Get productive with Pomodoro
This topic is also covered in a video tutorial.
The Pomodoro technique is a time management method, where you alternate between periods of work and short breaks. Usually these are 25 minutes of work followed by 5 minute breaks. Historically, a kitchen timer was used. In Italy this is called a "pomodoro" (tomato) because they're often shaped like one.
This technique was invented before computers were widely used, and has proven its value over the years. It also works well for people with desk jobs, in part because the function of the kitchen timer can easily be replaced by a simple computer program.
A few other resources to learn about Pomodoro:
How Pomodoro works
One of the virtues of the technique is its simplicity:
- Choose a task.
- Set the timer for 25 minutes, and work on the chosen task.
- Timer goes off. Take a 5 minute break.
Why it gets the work done
By actively deciding on a task, you create the mood to work on it. Because 25 minutes is short enough for most tasks to attain focus, chances are that during the 25 minutes you stay motivated and sharp.
You should, however, watch out for interruptions and distractions. Turn off as many notifications as possible (e.g. realize that email is asynchronous communication; notifications are often not necessary). Try to create an environment that allows you to stay focused.
The blocks of 25 minutes divide the work up in chunks. After each block you can celebrate your progress. The breaks introduce mental distance to the work, which helps maintain overview. This provides a feeling of control, and helps you prevent going too deep down a rabbit-hole.
Do proper breaks
It's hard to underestimate the importance of the breaks. Don't consider them as lost time (I'm guilty of that myself sometimes). The breaks provide the necessary rest for your brain to recover, so that you can maintain focus during the next 25 minutes of work. Moreover, providing time for the brain to wander freely can really boost your creativity.
It is tempting to deal with some of the "distractions" that occurred during the work. E.g. you may want to process some email. This is cheating, because this is also work! It would be better to reserve a separate 25 minute block of work to deal with these tasks.
The breaks are about not-working. If you work on a computer, it's best to leave your seat and get some movement. Visit the toilet, grab a coffee, or even better: do some breathing exercises, meditation, or physical exercises. The point is to engage in an activity that is very different from work, so that your brain gets some rest. The better your breaks, the more effective your work will be.
It can be tempting to skip a break when you're in "the flow". And maybe you should. But don't skip two in a row. Remember that it's probably because of these breaks that you were able to get into a flow in the first place.
As effective as the 5 minute breaks can be, they won't be enough to last through a whole day. After about 4 of these 30-minute blocks, it is recommended to have a longer break. This would be a good time to e.g. have lunch.

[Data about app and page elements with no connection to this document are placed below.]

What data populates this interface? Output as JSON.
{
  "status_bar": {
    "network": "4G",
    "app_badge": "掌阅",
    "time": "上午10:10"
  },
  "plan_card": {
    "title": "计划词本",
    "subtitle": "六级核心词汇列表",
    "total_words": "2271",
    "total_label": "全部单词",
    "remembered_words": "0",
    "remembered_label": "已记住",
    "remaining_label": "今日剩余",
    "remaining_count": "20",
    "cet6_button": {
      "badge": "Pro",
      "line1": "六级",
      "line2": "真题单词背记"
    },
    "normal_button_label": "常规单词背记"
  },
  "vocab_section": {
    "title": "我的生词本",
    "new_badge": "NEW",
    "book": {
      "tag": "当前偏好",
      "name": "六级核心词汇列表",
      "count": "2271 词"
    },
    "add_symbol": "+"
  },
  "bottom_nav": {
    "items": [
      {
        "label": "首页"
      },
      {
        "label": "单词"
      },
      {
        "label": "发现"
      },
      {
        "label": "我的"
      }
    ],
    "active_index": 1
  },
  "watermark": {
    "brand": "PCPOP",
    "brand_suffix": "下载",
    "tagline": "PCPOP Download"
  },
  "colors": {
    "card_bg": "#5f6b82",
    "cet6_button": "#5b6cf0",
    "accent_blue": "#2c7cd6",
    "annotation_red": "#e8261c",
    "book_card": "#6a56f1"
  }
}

Some reported effects of using the Pomodoro technique are:
- More motivation and increased focus.
- Less mistakes due to working under fatigue.
- Working more effectively (work smarter, not harder).
- Less stress and risk on burnout.
Personally, Pomodoro is not a technique that I use every day. But there are these days (e.g. working from home while the whole family is at home too) that this technique really helps me get work done.
We live in a time where others may demand a lot from us, and/or where we demand a lot from ourselves. We have to guard for that. It is possible to take gratification from your work without it burning you down. Pomodoro is a tool to help with that. Paradoxically, by forcing you to take frequent breaks you will become more effective and get more done. Ultimately this more relaxed approach to work should become standard.
Pomodoro in TimeTagger
In TimeTagger the Pomodoro method is integrated with the time tracking mechanics. To start using Pomodoro, you first need to activate it in the settings. This will add a stopwatch-button just left of the record-button.
This stopwatch-button will open the Pomodoro dialog, that allows you to cycle through the faces of work and breaks.
When the timer runs out, an alarm will sound and a notification-popup will be shown.
When Pomodoro is enabled in the settings, the Pomodoro timer is started and stopped automatically as you track your time. You will probably find that your time tracking records tend to become multitudes of 30 minutes.
What about those 5 minute breaks? One could argue that if you track time for a customer project, you should only count the time actually worked. But as I said above, these breaks are important, and they make you more productive. The breaks (when done properly) support the work and as such I'd consider it billable time.
At the time of writing, TimeTagger's Pomodoro integration is new and considered experimental. If you have problems or suggestions, let it know!